**EXERCISE GOAL:**
Please print all of the records that follow with nothing altered.

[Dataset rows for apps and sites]

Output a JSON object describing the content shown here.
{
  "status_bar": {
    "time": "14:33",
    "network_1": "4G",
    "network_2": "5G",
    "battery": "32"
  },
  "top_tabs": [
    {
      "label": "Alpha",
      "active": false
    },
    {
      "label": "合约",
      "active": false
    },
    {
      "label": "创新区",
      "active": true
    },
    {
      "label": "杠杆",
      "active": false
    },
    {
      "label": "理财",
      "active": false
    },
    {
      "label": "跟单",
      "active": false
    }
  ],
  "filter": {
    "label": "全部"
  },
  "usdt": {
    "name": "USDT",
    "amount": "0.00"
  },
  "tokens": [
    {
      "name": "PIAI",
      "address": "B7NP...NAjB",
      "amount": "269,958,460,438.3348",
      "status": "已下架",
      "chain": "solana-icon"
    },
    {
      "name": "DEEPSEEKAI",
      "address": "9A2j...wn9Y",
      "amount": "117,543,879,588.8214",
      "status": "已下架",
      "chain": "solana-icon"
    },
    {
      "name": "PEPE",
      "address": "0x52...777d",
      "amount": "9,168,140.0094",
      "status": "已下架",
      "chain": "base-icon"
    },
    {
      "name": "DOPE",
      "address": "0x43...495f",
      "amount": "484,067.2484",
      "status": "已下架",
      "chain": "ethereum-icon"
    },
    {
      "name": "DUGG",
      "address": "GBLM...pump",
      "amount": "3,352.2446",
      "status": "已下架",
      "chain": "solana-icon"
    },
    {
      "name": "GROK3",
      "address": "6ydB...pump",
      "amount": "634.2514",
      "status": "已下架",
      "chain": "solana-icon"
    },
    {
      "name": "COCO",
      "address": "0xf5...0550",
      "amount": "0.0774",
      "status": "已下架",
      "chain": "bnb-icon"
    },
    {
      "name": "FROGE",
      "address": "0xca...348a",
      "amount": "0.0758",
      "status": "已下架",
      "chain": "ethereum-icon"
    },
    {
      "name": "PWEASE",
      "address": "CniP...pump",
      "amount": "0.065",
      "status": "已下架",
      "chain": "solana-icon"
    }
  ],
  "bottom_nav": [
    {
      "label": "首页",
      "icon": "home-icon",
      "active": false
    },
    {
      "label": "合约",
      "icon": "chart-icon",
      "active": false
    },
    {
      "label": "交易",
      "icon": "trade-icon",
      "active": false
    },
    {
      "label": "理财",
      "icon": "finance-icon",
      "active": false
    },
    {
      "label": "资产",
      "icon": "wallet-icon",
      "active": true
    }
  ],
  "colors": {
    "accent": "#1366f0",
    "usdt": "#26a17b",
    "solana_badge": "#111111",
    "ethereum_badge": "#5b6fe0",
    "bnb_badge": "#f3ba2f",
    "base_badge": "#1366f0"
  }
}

**ANSWER BOX:**
Output a JSON object describing the content shown here.
{
  "status_bar": {
    "time": "14:33",
    "network_1": "4G",
    "network_2": "5G",
    "battery": "32"
  },
  "top_tabs": [
    {
      "label": "Alpha",
      "active": false
    },
    {
      "label": "合约",
      "active": false
    },
    {
      "label": "创新区",
      "active": true
    },
    {
      "label": "杠杆",
      "active": false
    },
    {
      "label": "理财",
      "active": false
    },
    {
      "label": "跟单",
      "active": false
    }
  ],
  "filter": {
    "label": "全部"
  },
  "usdt": {
    "name": "USDT",
    "amount": "0.00"
  },
  "tokens": [
    {
      "name": "PIAI",
      "address": "B7NP...NAjB",
      "amount": "269,958,460,438.3348",
      "status": "已下架",
      "chain": "solana-icon"
    },
    {
      "name": "DEEPSEEKAI",
      "address": "9A2j...wn9Y",
      "amount": "117,543,879,588.8214",
      "status": "已下架",
      "chain": "solana-icon"
    },
    {
      "name": "PEPE",
      "address": "0x52...777d",
      "amount": "9,168,140.0094",
      "status": "已下架",
      "chain": "base-icon"
    },
    {
      "name": "DOPE",
      "address": "0x43...495f",
      "amount": "484,067.2484",
      "status": "已下架",
      "chain": "ethereum-icon"
    },
    {
      "name": "DUGG",
      "address": "GBLM...pump",
      "amount": "3,352.2446",
      "status": "已下架",
      "chain": "solana-icon"
    },
    {
      "name": "GROK3",
      "address": "6ydB...pump",
      "amount": "634.2514",
      "status": "已下架",
      "chain": "solana-icon"
    },
    {
      "name": "COCO",
      "address": "0xf5...0550",
      "amount": "0.0774",
      "status": "已下架",
      "chain": "bnb-icon"
    },
    {
      "name": "FROGE",
      "address": "0xca...348a",
      "amount": "0.0758",
      "status": "已下架",
      "chain": "ethereum-icon"
    },
    {
      "name": "PWEASE",
      "address": "CniP...pump",
      "amount": "0.065",
      "status": "已下架",
      "chain": "solana-icon"
    }
  ],
  "bottom_nav": [
    {
      "label": "首页",
      "icon": "home-icon",
      "active": false
    },
    {
      "label": "合约",
      "icon": "chart-icon",
      "active": false
    },
    {
      "label": "交易",
      "icon": "trade-icon",
      "active": false
    },
    {
      "label": "理财",
      "icon": "finance-icon",
      "active": false
    },
    {
      "label": "资产",
      "icon": "wallet-icon",
      "active": true
    }
  ],
  "colors": {
    "accent": "#1366f0",
    "usdt": "#26a17b",
    "solana_badge": "#111111",
    "ethereum_badge": "#5b6fe0",
    "bnb_badge": "#f3ba2f",
    "base_badge": "#1366f0"
  }
}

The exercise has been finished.